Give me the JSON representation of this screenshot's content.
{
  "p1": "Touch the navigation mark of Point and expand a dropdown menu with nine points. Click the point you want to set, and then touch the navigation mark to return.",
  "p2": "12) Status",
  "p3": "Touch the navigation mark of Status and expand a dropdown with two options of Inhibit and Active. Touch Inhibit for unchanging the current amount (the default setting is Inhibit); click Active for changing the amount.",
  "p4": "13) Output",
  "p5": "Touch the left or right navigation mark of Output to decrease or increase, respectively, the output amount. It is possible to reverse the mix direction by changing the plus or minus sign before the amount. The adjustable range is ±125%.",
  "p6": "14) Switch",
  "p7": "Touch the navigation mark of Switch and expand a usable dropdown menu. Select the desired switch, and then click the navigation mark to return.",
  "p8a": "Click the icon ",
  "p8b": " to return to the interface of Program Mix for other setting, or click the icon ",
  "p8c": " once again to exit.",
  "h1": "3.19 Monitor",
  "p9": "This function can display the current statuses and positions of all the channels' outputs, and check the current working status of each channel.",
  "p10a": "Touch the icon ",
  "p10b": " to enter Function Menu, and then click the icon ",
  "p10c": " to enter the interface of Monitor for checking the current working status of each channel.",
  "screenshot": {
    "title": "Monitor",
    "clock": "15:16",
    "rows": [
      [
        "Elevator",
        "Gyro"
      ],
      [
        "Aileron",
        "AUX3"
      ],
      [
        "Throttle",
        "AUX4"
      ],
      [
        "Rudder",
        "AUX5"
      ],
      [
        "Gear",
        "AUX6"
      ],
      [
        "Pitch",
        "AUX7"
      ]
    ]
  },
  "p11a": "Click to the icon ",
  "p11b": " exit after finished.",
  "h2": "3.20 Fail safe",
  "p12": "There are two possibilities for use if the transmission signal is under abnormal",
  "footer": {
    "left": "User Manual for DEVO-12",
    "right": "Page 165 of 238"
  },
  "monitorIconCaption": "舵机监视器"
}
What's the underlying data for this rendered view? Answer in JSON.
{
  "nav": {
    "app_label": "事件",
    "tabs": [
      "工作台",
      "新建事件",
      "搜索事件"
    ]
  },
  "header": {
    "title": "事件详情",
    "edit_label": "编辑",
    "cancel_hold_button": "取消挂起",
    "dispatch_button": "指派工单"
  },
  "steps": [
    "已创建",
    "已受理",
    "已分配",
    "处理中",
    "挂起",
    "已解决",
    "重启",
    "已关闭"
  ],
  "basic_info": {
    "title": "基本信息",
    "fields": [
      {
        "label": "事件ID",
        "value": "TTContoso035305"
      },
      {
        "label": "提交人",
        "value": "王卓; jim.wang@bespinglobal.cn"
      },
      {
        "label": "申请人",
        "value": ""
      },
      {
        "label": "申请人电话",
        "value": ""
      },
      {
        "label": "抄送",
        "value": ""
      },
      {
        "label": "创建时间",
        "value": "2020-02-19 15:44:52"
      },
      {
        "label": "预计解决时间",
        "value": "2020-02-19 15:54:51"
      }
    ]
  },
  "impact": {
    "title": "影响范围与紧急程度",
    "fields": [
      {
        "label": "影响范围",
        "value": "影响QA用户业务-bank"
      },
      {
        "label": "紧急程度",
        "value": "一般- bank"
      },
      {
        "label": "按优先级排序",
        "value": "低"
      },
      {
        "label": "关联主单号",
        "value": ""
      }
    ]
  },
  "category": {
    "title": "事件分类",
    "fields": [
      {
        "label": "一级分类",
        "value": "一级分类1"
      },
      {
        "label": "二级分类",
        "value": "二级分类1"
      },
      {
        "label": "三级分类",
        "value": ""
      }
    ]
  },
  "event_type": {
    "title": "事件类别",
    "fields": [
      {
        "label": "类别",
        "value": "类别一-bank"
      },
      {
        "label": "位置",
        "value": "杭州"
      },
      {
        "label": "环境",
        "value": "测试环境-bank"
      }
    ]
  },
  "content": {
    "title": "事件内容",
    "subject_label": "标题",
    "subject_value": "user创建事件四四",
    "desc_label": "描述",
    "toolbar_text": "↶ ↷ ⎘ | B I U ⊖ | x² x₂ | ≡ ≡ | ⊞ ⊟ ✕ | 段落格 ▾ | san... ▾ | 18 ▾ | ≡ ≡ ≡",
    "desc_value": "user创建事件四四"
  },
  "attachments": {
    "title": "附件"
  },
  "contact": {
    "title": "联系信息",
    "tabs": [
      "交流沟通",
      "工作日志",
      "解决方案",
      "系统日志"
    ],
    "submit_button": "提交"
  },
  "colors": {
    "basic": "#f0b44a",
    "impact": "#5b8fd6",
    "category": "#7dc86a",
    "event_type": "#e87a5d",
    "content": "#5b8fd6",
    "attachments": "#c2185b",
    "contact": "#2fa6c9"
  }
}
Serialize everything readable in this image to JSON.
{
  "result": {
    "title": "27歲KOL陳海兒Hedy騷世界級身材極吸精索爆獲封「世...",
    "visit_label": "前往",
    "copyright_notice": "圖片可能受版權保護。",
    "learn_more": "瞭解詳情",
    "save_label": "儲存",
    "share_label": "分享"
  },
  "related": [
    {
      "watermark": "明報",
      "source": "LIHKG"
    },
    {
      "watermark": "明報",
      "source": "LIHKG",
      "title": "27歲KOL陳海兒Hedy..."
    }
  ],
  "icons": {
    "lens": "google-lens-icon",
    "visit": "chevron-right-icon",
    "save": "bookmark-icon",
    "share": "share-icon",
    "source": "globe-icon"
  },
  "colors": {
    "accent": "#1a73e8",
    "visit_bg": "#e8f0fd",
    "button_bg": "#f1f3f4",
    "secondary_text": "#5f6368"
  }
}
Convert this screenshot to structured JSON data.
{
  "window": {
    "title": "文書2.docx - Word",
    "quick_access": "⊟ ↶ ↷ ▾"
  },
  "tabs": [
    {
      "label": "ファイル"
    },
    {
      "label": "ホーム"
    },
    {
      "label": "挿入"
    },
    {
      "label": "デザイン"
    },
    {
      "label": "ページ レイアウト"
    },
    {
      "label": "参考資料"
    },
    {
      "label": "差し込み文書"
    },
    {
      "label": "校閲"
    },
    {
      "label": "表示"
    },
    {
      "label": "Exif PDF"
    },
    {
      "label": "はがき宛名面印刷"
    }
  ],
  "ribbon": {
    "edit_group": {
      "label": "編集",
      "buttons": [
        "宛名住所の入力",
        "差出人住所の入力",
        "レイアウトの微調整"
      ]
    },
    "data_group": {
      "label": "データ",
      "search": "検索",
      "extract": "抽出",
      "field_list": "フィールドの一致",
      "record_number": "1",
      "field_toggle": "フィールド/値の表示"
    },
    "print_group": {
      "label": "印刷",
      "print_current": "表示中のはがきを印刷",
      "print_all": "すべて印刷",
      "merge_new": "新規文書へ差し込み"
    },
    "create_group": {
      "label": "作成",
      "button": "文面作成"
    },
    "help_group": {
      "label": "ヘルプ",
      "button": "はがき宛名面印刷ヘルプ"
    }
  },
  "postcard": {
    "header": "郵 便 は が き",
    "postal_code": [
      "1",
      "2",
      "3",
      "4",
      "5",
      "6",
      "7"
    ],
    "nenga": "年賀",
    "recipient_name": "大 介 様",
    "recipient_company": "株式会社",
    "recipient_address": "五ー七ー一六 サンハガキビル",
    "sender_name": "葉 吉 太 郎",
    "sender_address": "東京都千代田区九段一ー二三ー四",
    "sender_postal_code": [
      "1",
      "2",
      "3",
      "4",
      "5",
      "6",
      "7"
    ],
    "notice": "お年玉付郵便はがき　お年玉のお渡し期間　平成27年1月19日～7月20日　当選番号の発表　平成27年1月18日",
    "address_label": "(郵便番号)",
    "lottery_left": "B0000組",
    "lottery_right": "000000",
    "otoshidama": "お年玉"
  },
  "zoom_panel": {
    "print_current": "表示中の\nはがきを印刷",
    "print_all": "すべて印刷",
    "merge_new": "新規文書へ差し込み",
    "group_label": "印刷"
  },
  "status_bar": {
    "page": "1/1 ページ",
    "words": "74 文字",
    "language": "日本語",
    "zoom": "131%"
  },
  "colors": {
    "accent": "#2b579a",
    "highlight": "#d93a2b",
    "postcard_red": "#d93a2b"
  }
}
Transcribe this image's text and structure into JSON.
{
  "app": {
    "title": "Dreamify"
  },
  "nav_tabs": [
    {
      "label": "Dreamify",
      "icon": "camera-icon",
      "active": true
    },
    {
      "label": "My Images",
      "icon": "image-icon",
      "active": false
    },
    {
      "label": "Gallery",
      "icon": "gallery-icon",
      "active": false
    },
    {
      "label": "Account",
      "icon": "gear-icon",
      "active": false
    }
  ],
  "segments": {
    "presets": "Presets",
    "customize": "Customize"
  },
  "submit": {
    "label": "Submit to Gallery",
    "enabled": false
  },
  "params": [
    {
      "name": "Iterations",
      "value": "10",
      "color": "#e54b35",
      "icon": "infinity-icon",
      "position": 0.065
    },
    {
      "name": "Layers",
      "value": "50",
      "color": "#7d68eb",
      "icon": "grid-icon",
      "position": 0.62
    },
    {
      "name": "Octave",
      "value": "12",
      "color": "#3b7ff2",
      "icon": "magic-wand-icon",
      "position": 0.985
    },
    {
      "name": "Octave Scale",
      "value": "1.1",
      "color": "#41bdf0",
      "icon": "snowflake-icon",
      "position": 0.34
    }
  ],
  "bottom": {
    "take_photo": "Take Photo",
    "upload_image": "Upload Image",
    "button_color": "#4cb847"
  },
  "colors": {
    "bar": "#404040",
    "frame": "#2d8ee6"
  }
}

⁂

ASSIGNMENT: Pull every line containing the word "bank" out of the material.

ANSWER TO THIS PROBLEM:
        "value": "影响QA用户业务-bank"
        "value": "一般- bank"
        "value": "类别一-bank"
        "value": "测试环境-bank"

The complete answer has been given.